[Web page and app entries]
%%
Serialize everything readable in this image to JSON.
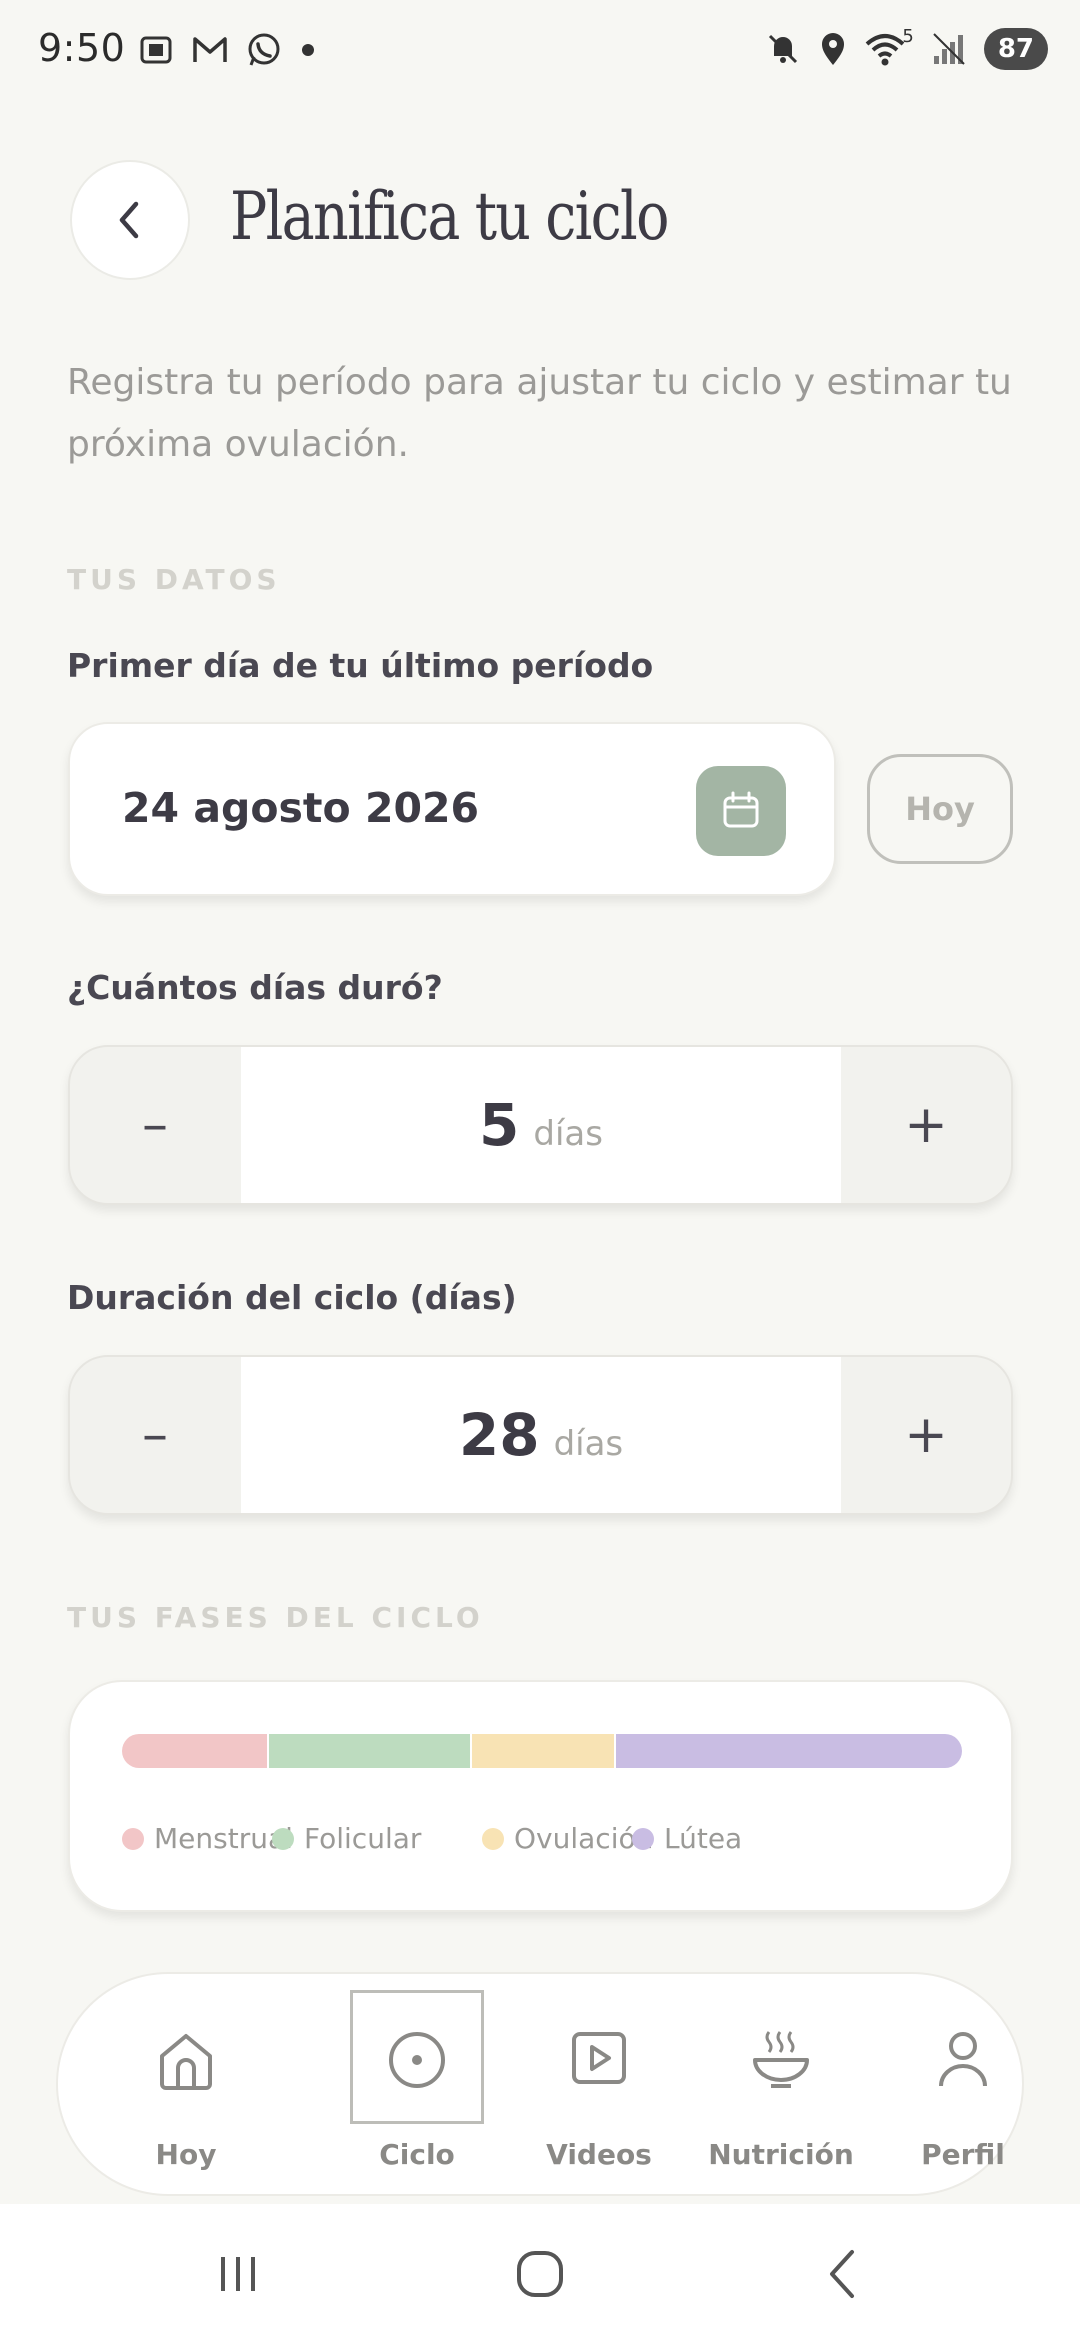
{
  "status_bar": {
    "time": "9:50",
    "signal_label": "5",
    "battery": "87",
    "left_icons": [
      "screenshot-icon",
      "gmail-icon",
      "whatsapp-icon",
      "dot-icon"
    ],
    "right_icons": [
      "mute-icon",
      "location-icon",
      "wifi-icon",
      "signal-icon",
      "battery-icon"
    ]
  },
  "header": {
    "title": "Planifica tu ciclo",
    "subtitle": "Registra tu período para ajustar tu ciclo y estimar tu próxima ovulación."
  },
  "sections": {
    "data_label": "TUS DATOS",
    "phases_label": "TUS FASES DEL CICLO"
  },
  "last_period": {
    "label": "Primer día de tu último período",
    "value": "24 agosto 2026",
    "today_button": "Hoy"
  },
  "period_length": {
    "label": "¿Cuántos días duró?",
    "value": "5",
    "unit": "días",
    "minus": "–",
    "plus": "+"
  },
  "cycle_length": {
    "label": "Duración del ciclo (días)",
    "value": "28",
    "unit": "días",
    "minus": "–",
    "plus": "+"
  },
  "phases": [
    {
      "name": "Menstrual",
      "days": 5,
      "color": "#f2c6c7"
    },
    {
      "name": "Folicular",
      "days": 7,
      "color": "#bddcbf"
    },
    {
      "name": "Ovulación",
      "days": 5,
      "color": "#f8e3b4"
    },
    {
      "name": "Lútea",
      "days": 12,
      "color": "#c9bde3"
    }
  ],
  "bottom_nav": {
    "items": [
      {
        "label": "Hoy",
        "icon": "home-icon"
      },
      {
        "label": "Ciclo",
        "icon": "cycle-icon",
        "selected": true
      },
      {
        "label": "Videos",
        "icon": "video-icon"
      },
      {
        "label": "Nutrición",
        "icon": "bowl-icon"
      },
      {
        "label": "Perfil",
        "icon": "profile-icon"
      }
    ]
  },
  "colors": {
    "background": "#f7f7f3",
    "accent_green": "#a3b5a4",
    "text_dark": "#3d3b45"
  }
}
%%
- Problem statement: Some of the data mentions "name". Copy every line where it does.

- Problem solution:
      "name": "Menstrual",
      "name": "Folicular",
      "name": "Ovulación",
      "name": "Lútea",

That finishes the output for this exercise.